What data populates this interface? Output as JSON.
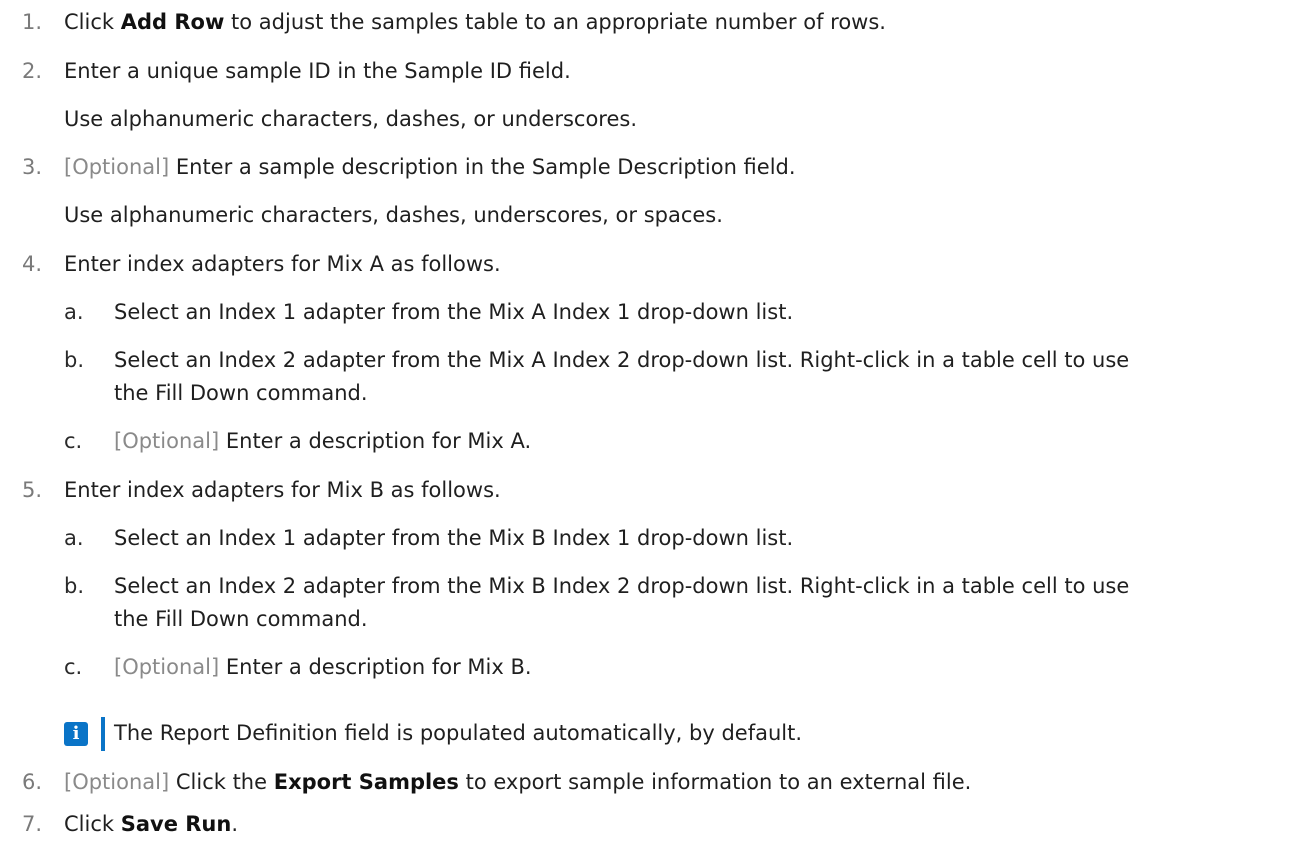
{
  "steps": {
    "s1": {
      "num": "1.",
      "pre": "Click ",
      "bold": "Add Row",
      "post": " to adjust the samples table to an appropriate number of rows."
    },
    "s2": {
      "num": "2.",
      "text": "Enter a unique sample ID in the Sample ID field.",
      "sub": "Use alphanumeric characters, dashes, or underscores."
    },
    "s3": {
      "num": "3.",
      "opt": "[Optional]",
      "text": " Enter a sample description in the Sample Description field.",
      "sub": "Use alphanumeric characters, dashes, underscores, or spaces."
    },
    "s4": {
      "num": "4.",
      "text": "Enter index adapters for Mix A as follows.",
      "a": {
        "letter": "a.",
        "text": "Select an Index 1 adapter from the Mix A Index 1 drop-down list."
      },
      "b": {
        "letter": "b.",
        "text": "Select an Index 2 adapter from the Mix A Index 2 drop-down list. Right-click in a table cell to use",
        "cont": "the Fill Down command."
      },
      "c": {
        "letter": "c.",
        "opt": "[Optional]",
        "text": " Enter a description for Mix A."
      }
    },
    "s5": {
      "num": "5.",
      "text": "Enter index adapters for Mix B as follows.",
      "a": {
        "letter": "a.",
        "text": "Select an Index 1 adapter from the Mix B Index 1 drop-down list."
      },
      "b": {
        "letter": "b.",
        "text": "Select an Index 2 adapter from the Mix B Index 2 drop-down list. Right-click in a table cell to use",
        "cont": "the Fill Down command."
      },
      "c": {
        "letter": "c.",
        "opt": "[Optional]",
        "text": " Enter a description for Mix B."
      }
    },
    "note": {
      "icon": "info-icon",
      "icon_glyph": "i",
      "text": "The Report Definition field is populated automatically, by default."
    },
    "s6": {
      "num": "6.",
      "opt": "[Optional]",
      "pre": " Click the ",
      "bold": "Export Samples",
      "post": " to export sample information to an external file."
    },
    "s7": {
      "num": "7.",
      "pre": "Click ",
      "bold": "Save Run",
      "post": "."
    }
  },
  "colors": {
    "accent": "#0a74c7",
    "muted": "#8a8a8a"
  }
}
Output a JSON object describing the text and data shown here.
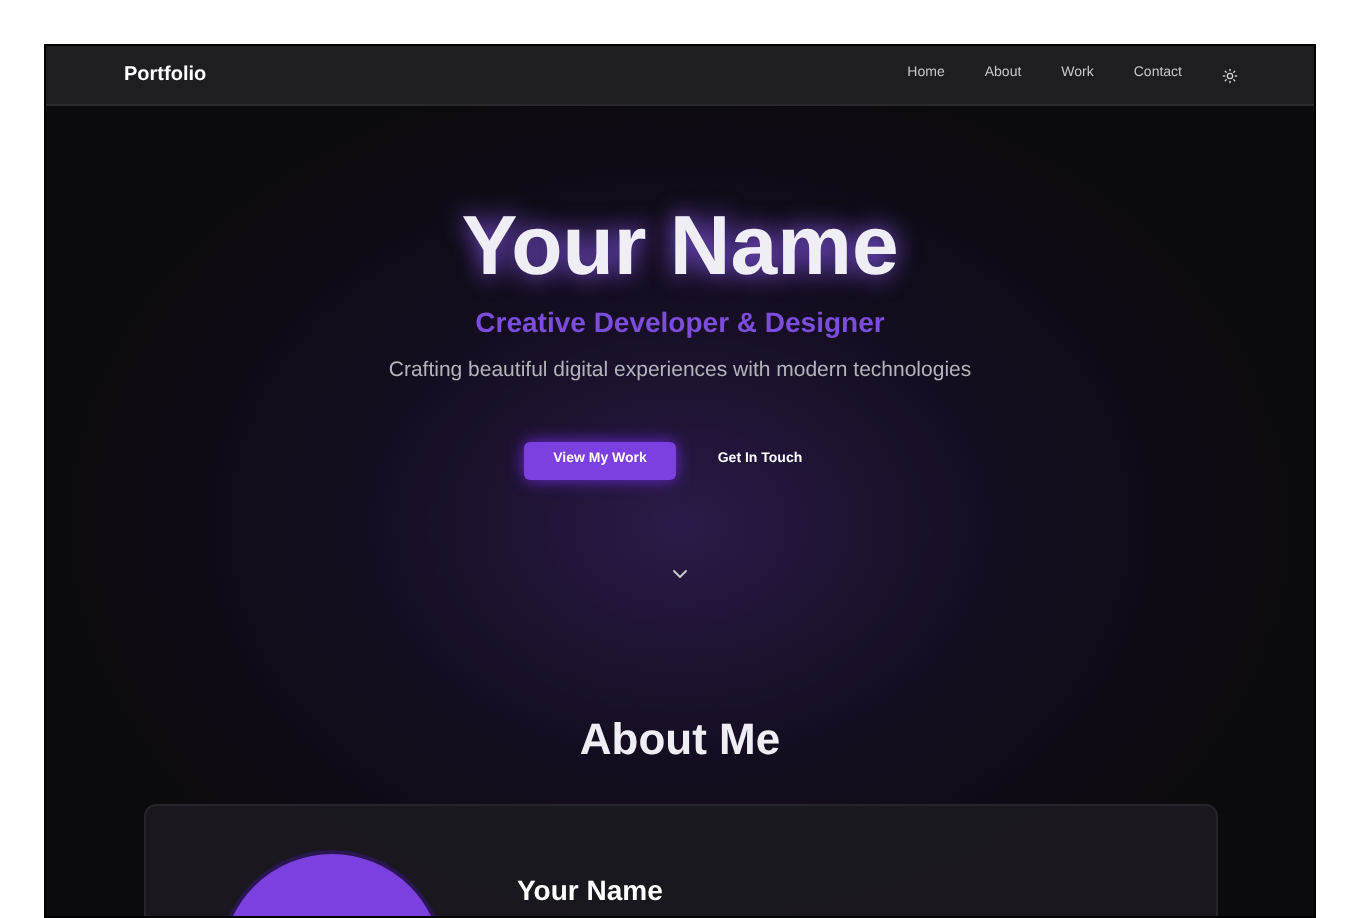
{
  "nav": {
    "brand": "Portfolio",
    "links": [
      "Home",
      "About",
      "Work",
      "Contact"
    ]
  },
  "hero": {
    "name": "Your Name",
    "subtitle": "Creative Developer & Designer",
    "tagline": "Crafting beautiful digital experiences with modern technologies",
    "buttons": [
      {
        "label": "View My Work",
        "kind": "primary"
      },
      {
        "label": "Get In Touch",
        "kind": "ghost"
      }
    ]
  },
  "about": {
    "heading": "About Me",
    "card_name": "Your Name"
  }
}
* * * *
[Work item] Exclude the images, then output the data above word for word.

[Result for this exercise]
What data populates this interface? Output as JSON.
{
  "steps": {
    "s1": {
      "num": "1.",
      "pre": "Click ",
      "bold": "Add Row",
      "post": " to adjust the samples table to an appropriate number of rows."
    },
    "s2": {
      "num": "2.",
      "text": "Enter a unique sample ID in the Sample ID field.",
      "sub": "Use alphanumeric characters, dashes, or underscores."
    },
    "s3": {
      "num": "3.",
      "opt": "[Optional]",
      "text": " Enter a sample description in the Sample Description field.",
      "sub": "Use alphanumeric characters, dashes, underscores, or spaces."
    },
    "s4": {
      "num": "4.",
      "text": "Enter index adapters for Mix A as follows.",
      "a": {
        "letter": "a.",
        "text": "Select an Index 1 adapter from the Mix A Index 1 drop-down list."
      },
      "b": {
        "letter": "b.",
        "text": "Select an Index 2 adapter from the Mix A Index 2 drop-down list. Right-click in a table cell to use",
        "cont": "the Fill Down command."
      },
      "c": {
        "letter": "c.",
        "opt": "[Optional]",
        "text": " Enter a description for Mix A."
      }
    },
    "s5": {
      "num": "5.",
      "text": "Enter index adapters for Mix B as follows.",
      "a": {
        "letter": "a.",
        "text": "Select an Index 1 adapter from the Mix B Index 1 drop-down list."
      },
      "b": {
        "letter": "b.",
        "text": "Select an Index 2 adapter from the Mix B Index 2 drop-down list. Right-click in a table cell to use",
        "cont": "the Fill Down command."
      },
      "c": {
        "letter": "c.",
        "opt": "[Optional]",
        "text": " Enter a description for Mix B."
      }
    },
    "note": {
      "icon": "info-icon",
      "icon_glyph": "i",
      "text": "The Report Definition field is populated automatically, by default."
    },
    "s6": {
      "num": "6.",
      "opt": "[Optional]",
      "pre": " Click the ",
      "bold": "Export Samples",
      "post": " to export sample information to an external file."
    },
    "s7": {
      "num": "7.",
      "pre": "Click ",
      "bold": "Save Run",
      "post": "."
    }
  },
  "colors": {
    "accent": "#0a74c7",
    "muted": "#8a8a8a"
  }
}
Output a JSON object describing the text and data shown here.
{
  "nav": {
    "brand": "Portfolio",
    "links": [
      "Home",
      "About",
      "Work",
      "Contact"
    ]
  },
  "hero": {
    "name": "Your Name",
    "subtitle": "Creative Developer & Designer",
    "tagline": "Crafting beautiful digital experiences with modern technologies",
    "buttons": [
      {
        "label": "View My Work",
        "kind": "primary"
      },
      {
        "label": "Get In Touch",
        "kind": "ghost"
      }
    ]
  },
  "about": {
    "heading": "About Me",
    "card_name": "Your Name"
  }
}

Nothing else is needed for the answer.